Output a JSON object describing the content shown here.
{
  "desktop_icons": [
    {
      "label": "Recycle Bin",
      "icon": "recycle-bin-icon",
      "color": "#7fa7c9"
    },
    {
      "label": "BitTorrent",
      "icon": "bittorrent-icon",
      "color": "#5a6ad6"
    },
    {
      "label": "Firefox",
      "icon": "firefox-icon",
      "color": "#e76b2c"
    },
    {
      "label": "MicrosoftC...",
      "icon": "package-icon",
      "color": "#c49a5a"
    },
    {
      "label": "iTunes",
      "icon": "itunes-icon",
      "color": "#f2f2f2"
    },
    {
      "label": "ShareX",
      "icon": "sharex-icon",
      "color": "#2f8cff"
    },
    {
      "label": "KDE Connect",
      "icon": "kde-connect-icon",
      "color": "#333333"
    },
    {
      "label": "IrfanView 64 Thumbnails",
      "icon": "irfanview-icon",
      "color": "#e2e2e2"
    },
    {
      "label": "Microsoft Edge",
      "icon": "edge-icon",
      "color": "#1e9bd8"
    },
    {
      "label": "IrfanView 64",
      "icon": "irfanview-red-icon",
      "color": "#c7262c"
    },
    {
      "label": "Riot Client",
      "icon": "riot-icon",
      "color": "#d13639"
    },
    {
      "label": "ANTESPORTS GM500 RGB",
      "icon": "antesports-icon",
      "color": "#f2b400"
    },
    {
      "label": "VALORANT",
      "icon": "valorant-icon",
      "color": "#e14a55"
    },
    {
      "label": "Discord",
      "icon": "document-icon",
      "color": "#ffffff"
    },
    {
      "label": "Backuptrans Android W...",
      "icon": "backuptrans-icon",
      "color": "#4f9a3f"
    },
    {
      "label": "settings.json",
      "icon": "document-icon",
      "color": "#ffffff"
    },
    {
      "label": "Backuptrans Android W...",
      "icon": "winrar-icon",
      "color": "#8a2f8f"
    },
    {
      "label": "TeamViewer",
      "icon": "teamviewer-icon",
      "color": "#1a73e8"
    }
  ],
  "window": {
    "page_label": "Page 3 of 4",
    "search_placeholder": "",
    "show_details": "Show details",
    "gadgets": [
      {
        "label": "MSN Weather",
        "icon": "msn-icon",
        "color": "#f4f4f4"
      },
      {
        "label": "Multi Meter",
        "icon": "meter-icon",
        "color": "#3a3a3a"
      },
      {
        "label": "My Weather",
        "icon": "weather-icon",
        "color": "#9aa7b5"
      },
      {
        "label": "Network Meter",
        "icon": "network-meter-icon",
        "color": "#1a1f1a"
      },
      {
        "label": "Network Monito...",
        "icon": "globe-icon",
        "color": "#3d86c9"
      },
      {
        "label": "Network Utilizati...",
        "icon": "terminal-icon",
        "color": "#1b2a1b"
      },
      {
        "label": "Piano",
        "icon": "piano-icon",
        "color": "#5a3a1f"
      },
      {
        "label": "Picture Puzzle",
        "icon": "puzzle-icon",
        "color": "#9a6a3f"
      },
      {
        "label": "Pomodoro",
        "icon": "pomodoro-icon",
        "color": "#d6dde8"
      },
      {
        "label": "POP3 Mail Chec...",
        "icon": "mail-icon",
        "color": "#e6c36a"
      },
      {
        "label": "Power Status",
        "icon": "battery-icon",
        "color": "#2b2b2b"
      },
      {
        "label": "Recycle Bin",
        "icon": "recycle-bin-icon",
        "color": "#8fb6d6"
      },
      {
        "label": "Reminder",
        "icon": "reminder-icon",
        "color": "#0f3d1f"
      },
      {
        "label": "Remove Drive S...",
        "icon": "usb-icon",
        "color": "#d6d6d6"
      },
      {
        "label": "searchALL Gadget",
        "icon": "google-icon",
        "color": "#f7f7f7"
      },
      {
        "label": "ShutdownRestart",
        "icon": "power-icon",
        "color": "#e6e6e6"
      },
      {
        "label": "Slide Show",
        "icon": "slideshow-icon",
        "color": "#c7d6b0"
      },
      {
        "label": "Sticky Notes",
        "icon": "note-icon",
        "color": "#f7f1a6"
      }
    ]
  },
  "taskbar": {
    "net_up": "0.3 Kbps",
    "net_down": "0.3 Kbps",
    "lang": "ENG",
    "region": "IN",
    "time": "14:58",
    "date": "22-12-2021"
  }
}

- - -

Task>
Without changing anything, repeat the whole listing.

Output>
Output a JSON object describing the content shown here.
{
  "desktop_icons": [
    {
      "label": "Recycle Bin",
      "icon": "recycle-bin-icon",
      "color": "#7fa7c9"
    },
    {
      "label": "BitTorrent",
      "icon": "bittorrent-icon",
      "color": "#5a6ad6"
    },
    {
      "label": "Firefox",
      "icon": "firefox-icon",
      "color": "#e76b2c"
    },
    {
      "label": "MicrosoftC...",
      "icon": "package-icon",
      "color": "#c49a5a"
    },
    {
      "label": "iTunes",
      "icon": "itunes-icon",
      "color": "#f2f2f2"
    },
    {
      "label": "ShareX",
      "icon": "sharex-icon",
      "color": "#2f8cff"
    },
    {
      "label": "KDE Connect",
      "icon": "kde-connect-icon",
      "color": "#333333"
    },
    {
      "label": "IrfanView 64 Thumbnails",
      "icon": "irfanview-icon",
      "color": "#e2e2e2"
    },
    {
      "label": "Microsoft Edge",
      "icon": "edge-icon",
      "color": "#1e9bd8"
    },
    {
      "label": "IrfanView 64",
      "icon": "irfanview-red-icon",
      "color": "#c7262c"
    },
    {
      "label": "Riot Client",
      "icon": "riot-icon",
      "color": "#d13639"
    },
    {
      "label": "ANTESPORTS GM500 RGB",
      "icon": "antesports-icon",
      "color": "#f2b400"
    },
    {
      "label": "VALORANT",
      "icon": "valorant-icon",
      "color": "#e14a55"
    },
    {
      "label": "Discord",
      "icon": "document-icon",
      "color": "#ffffff"
    },
    {
      "label": "Backuptrans Android W...",
      "icon": "backuptrans-icon",
      "color": "#4f9a3f"
    },
    {
      "label": "settings.json",
      "icon": "document-icon",
      "color": "#ffffff"
    },
    {
      "label": "Backuptrans Android W...",
      "icon": "winrar-icon",
      "color": "#8a2f8f"
    },
    {
      "label": "TeamViewer",
      "icon": "teamviewer-icon",
      "color": "#1a73e8"
    }
  ],
  "window": {
    "page_label": "Page 3 of 4",
    "search_placeholder": "",
    "show_details": "Show details",
    "gadgets": [
      {
        "label": "MSN Weather",
        "icon": "msn-icon",
        "color": "#f4f4f4"
      },
      {
        "label": "Multi Meter",
        "icon": "meter-icon",
        "color": "#3a3a3a"
      },
      {
        "label": "My Weather",
        "icon": "weather-icon",
        "color": "#9aa7b5"
      },
      {
        "label": "Network Meter",
        "icon": "network-meter-icon",
        "color": "#1a1f1a"
      },
      {
        "label": "Network Monito...",
        "icon": "globe-icon",
        "color": "#3d86c9"
      },
      {
        "label": "Network Utilizati...",
        "icon": "terminal-icon",
        "color": "#1b2a1b"
      },
      {
        "label": "Piano",
        "icon": "piano-icon",
        "color": "#5a3a1f"
      },
      {
        "label": "Picture Puzzle",
        "icon": "puzzle-icon",
        "color": "#9a6a3f"
      },
      {
        "label": "Pomodoro",
        "icon": "pomodoro-icon",
        "color": "#d6dde8"
      },
      {
        "label": "POP3 Mail Chec...",
        "icon": "mail-icon",
        "color": "#e6c36a"
      },
      {
        "label": "Power Status",
        "icon": "battery-icon",
        "color": "#2b2b2b"
      },
      {
        "label": "Recycle Bin",
        "icon": "recycle-bin-icon",
        "color": "#8fb6d6"
      },
      {
        "label": "Reminder",
        "icon": "reminder-icon",
        "color": "#0f3d1f"
      },
      {
        "label": "Remove Drive S...",
        "icon": "usb-icon",
        "color": "#d6d6d6"
      },
      {
        "label": "searchALL Gadget",
        "icon": "google-icon",
        "color": "#f7f7f7"
      },
      {
        "label": "ShutdownRestart",
        "icon": "power-icon",
        "color": "#e6e6e6"
      },
      {
        "label": "Slide Show",
        "icon": "slideshow-icon",
        "color": "#c7d6b0"
      },
      {
        "label": "Sticky Notes",
        "icon": "note-icon",
        "color": "#f7f1a6"
      }
    ]
  },
  "taskbar": {
    "net_up": "0.3 Kbps",
    "net_down": "0.3 Kbps",
    "lang": "ENG",
    "region": "IN",
    "time": "14:58",
    "date": "22-12-2021"
  }
}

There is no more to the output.